I am very grateful to Lauren and her friends for making me feel supported in my first few weeks here. As time went on, we both realized we didn’t have to spend every minute together like conjoined twins. With some of my other friends, I go to parties, go out to eat or watch bands play. Sometimes when they discuss snow days or the best places to ski, I have to step back and ask for a translation. It’s almost like being a foreign exchange student in the same country.
MARCH 18, 2006
Being able to go home for Mardi Gras was important. It’s a time when everyone temporarily leaves all stress behind. I was able to spend a day back at my school for our annual spirit day. I walked into our school gym, with all the students around me, and sat down among my old classmates. There were moments where it felt like everything was fine, and I began to question why I wasn’t there. After looking around though, I realized how much devastation was still present. There was no working cafeteria; and as I talked to teachers and students, I realized how much stress everyone was under.
APRIL 9, 2006
Big College News
I was relieved when I received the letter from George Washington University welcoming me to the Class of 2010 at the Elliot School of International Affairs. I knew that my year in Syracuse was worth it. To be able to attend my top choice in spite of a natural disaster and relocation across the country makes me very appreciative to everyone who helped me reach this goal.
MAY 2, 2006
The Prom in New Orleans
Last week I went to my senior prom at home. I was able to take a really good friend as my date. This was important to be able to share with my mom. She’s been robbed of many of these moments parents look forward to in their teenagers’ lives. The prom felt very normal. One of the other all-girls schools received donated designer dresses for each student, and one of my mother’s clients found a way to provide a senior class in one of the devastated areas with prom attire as well.
JUNE 3, 2006
A Senior Ball
Surprise in N.Y. We began the night getting our hair and nails done, just as any group of teenagers would. I would keep calling my mom to describe how I got my hair done or what my jewelry looked like. It was killing her not to be able to be here.

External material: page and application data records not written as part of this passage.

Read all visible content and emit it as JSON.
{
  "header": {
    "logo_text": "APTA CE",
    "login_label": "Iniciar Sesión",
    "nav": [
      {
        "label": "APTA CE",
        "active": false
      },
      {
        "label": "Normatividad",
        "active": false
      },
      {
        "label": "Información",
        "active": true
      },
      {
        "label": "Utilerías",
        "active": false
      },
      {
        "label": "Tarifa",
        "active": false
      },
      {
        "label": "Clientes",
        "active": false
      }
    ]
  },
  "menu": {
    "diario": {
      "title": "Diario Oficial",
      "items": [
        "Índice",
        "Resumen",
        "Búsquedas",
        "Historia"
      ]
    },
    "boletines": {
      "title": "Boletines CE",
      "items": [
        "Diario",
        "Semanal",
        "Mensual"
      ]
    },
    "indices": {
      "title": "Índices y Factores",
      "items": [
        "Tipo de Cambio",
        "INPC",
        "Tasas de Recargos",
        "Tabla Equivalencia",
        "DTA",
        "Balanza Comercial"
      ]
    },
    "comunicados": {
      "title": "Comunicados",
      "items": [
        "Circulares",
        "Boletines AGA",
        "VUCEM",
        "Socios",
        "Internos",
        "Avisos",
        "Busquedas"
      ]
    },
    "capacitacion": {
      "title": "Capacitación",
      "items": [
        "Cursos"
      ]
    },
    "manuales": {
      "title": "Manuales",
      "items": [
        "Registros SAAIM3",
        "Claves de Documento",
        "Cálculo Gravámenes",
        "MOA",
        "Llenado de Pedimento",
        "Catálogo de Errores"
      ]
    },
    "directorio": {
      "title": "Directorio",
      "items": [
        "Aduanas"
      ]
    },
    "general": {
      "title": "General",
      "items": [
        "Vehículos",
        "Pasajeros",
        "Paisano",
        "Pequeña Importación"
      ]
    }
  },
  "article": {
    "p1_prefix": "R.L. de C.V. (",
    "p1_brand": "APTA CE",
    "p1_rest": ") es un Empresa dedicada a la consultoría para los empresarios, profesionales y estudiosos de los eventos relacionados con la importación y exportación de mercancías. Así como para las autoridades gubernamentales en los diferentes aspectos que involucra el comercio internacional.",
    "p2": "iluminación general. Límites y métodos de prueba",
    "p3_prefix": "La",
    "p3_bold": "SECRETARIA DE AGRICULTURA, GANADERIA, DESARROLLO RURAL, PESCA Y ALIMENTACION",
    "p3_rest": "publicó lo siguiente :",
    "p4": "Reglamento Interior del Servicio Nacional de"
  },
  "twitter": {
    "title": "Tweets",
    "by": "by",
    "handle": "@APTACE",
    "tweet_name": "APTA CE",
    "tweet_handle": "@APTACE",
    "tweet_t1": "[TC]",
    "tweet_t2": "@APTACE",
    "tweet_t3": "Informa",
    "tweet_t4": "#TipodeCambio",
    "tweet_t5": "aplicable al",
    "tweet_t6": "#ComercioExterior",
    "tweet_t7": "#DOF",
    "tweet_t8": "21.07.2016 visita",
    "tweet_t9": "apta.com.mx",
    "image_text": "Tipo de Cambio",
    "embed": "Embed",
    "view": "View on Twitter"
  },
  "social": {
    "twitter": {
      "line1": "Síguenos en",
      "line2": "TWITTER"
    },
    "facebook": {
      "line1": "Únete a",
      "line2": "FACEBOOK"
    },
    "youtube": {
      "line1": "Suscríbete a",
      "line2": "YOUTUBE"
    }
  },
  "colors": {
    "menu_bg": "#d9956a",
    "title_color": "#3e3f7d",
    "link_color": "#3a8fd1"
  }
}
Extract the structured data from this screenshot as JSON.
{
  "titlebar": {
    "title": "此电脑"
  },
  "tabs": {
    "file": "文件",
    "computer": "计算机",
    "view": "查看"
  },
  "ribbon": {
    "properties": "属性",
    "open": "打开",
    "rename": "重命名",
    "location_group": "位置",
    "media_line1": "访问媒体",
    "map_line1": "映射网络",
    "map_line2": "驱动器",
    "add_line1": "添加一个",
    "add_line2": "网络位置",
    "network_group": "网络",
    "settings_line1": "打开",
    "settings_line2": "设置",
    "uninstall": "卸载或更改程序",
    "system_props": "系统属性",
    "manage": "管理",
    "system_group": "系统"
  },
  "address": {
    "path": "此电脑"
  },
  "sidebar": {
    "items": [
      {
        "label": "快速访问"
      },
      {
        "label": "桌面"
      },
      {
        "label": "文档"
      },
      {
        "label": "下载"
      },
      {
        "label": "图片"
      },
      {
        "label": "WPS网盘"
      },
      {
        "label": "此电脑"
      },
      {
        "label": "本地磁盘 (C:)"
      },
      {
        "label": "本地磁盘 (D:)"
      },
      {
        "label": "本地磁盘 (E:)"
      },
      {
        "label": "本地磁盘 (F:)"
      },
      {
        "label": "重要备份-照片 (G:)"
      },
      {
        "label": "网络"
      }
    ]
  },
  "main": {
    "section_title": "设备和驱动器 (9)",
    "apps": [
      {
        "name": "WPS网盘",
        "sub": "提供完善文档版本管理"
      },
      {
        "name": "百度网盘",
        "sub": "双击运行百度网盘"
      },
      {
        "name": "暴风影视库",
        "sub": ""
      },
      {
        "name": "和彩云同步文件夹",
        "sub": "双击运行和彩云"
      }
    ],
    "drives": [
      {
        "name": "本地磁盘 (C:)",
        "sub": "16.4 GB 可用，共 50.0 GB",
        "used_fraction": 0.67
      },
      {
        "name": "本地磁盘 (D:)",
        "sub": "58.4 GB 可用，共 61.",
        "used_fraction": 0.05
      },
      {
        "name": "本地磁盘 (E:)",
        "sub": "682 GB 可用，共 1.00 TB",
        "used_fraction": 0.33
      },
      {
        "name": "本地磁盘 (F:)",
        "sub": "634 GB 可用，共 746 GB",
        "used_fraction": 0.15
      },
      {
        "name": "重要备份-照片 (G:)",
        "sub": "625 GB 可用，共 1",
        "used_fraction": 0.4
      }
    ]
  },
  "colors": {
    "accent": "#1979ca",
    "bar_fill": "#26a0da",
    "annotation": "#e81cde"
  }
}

As I sat across from the people I had gotten to know so well, I realized leaving them wouldn’t quite be so easy.
The biggest surprise for me was the announcement of the ball king and queen. I actually began to move towards the back as they called the names, but stopped out of curiosity to see who it would be. In complete shock to me, I was called as the queen, giving the night such an ironic high school movie ending.
JUNE 23, 2006
My mom and my aunt arrived for graduation. As soon as Mrs. Levine and my mother saw each other, they started crying. This was like the end of an era for them. They knew their daughters were moving on. My mom was realizing all she had missed this year. She kept saying how happy and proud she was for me. But to her it almost wasn’t a celebration; she cried at every point. Every time that I introduced her to someone, she gave them a big southern hug, told them she loved them and thanked them for being kind to me.
I started this year with an attitude similar to those in a survival situation. I thought I would just adapt and get through it. I definitely did not foresee the friendships I would make in such a short time. I know I couldn’t have always been easy to be around—when I was homesick or stressed—but Lauren and her parents treated me with the utmost respect and compassion.
At graduation I was so happy and proud. As I walked across the stage and looked out, I realized everyone in the audience helped me in some way. I saw all my teachers on the stage, and I gave everyone a huge hug. It felt good. My mom said I had a huge smile, and she knew I was happy and it was all worth it.